NON-EMERGENT INVOLUNTARY MEDICATION STATE BY STATE REPORT. Wendy Beinner, AAG Vermont DMH, Chief Counsel. Also known as…. Forced Drugging. Involuntary Non-emergency Medication. Assisted Treatment. Every State Does It. Permitted upon admission Allowed upon judicial commitment
Wendy Beinner, AAG
Vermont DMH, Chief Counsel
Forced DruggingInvoluntary Non-emergency Medication
An Example of Due Process Gone Wild
West VirginiaMEDICATION PERMITTED UPON ADMISSION TO STATE HOSPITAL
In the event an involuntarily admitted/committed patient competently refuses prescribed psychiatric medication or in the event the substitute decision maker of an impaired involuntarily admitted/committed patient refuses prescribed psychiatric medication, the agency has a policy which outlines the limited circumstances in which, and the procedure by which, such refusal may be overridden and the medication nonetheless administered. It's entirely a clinical decision making process, not judicial.
District of Columbia
UtahMEDICATION ALLOWED UPON JUDICIAL COMMITTMENT

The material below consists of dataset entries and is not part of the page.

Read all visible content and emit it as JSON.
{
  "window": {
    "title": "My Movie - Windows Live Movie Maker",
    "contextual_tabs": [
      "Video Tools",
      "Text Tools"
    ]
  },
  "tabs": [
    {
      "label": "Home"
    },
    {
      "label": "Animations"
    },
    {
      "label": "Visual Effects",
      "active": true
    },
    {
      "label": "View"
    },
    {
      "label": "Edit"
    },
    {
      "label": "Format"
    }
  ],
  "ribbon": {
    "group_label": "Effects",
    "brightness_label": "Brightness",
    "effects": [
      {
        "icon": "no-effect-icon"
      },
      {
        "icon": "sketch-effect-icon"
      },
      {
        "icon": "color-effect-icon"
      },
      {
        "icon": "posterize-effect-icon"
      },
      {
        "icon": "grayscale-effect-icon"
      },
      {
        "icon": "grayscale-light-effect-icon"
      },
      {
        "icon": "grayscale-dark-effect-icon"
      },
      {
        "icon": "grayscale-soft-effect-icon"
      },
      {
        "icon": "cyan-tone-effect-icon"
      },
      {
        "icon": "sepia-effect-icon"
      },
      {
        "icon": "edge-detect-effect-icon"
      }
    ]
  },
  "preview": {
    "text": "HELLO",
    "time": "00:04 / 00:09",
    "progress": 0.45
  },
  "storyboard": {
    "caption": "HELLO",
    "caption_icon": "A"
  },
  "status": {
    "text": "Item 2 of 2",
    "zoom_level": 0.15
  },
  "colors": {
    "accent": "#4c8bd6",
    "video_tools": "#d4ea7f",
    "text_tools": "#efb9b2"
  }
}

WashingtonMEDICATION ALLOWED UPON COMMITMENT: EVIDENCE REGARDING NEED REQUIRED
a. Evidence regarding need for medication must be specifically presented and ordered
Medications pursuant to a concurring second opinion. However, a court order is required for a person on a 180 day order .
b. Commitment occurs prior to hospital admission
a. Commitment and Medication hearings often heard at the time
Alaska:Civil commitment and involuntary medication are technically handled in two separate proceedings under statute. However, in a number of the state’s jurisdictions it is common practice to take up both matters in the course of the same hearing. A hearing on a petition for a 30- day commitment must take place within 72 business hours from the time the patient is placed on a hold and the court almost always rules from the bench. The hospital may file a contemporaneous petition for court-approved administration of medication, in which case both petitions are heard at once. The hospital may also file a petition for court-approved administration of medication at any time during the patient’s commitment. The medication hearing must also take place within 72 business hours from the time the petition is filed. Again, the court almost always rules from the bench.
If the court finds that the patient has the capacity to give informed consent, the court must direct the hospital to honor the patient’s wishes about medication. If the court finds by clear and convincing evidence that the patient lacks that capacity, the court must approve the hospital’s proposed use of involuntary psychotropic medication.
VirginiaSEPARATE JUDCIAL HEARINGb. heard after commitment ordered
b. Medication hearing occurs after commitment is ordered
Massachusetts:If a patient, who is under an order of commitment in Massachusetts (MGL c. 123), is determined to be incompetent by his or her physician, a petition can be presented to the District Court for a substituted judgment treatment order (Commonly known as a District Court Rogers Order). (MGL c. 123 §8B) The District Court judge applies the Rogers standard of substituted judgment for administration of antipsychotic medication, and may also approve “other psychiatric treatment.” If the Rogers standard is met, the court may approve the antipsychotic treatment order, thereby authorizing (and requiring) the treatment team to implement it. The Court monitors the treatment plan by scheduling review dates. The order expires when the underlying commitment order expires. These orders are commonly called “Rogers” orders after a 1983 court case, in which the Massachusetts Supreme Court affirmed the right of hospitalized psychiatric patients to refuse antipsychotic medications in non-emergency situations. In the Rogers case, the court stated that a “… mental patient is competent and has the right to make treatment decisions until the patient is adjudicated incompetent by a judge.” The court held that the trial courts must use a substituted judgment standard to decide what the respondent would want if he or she were competent to make decisions.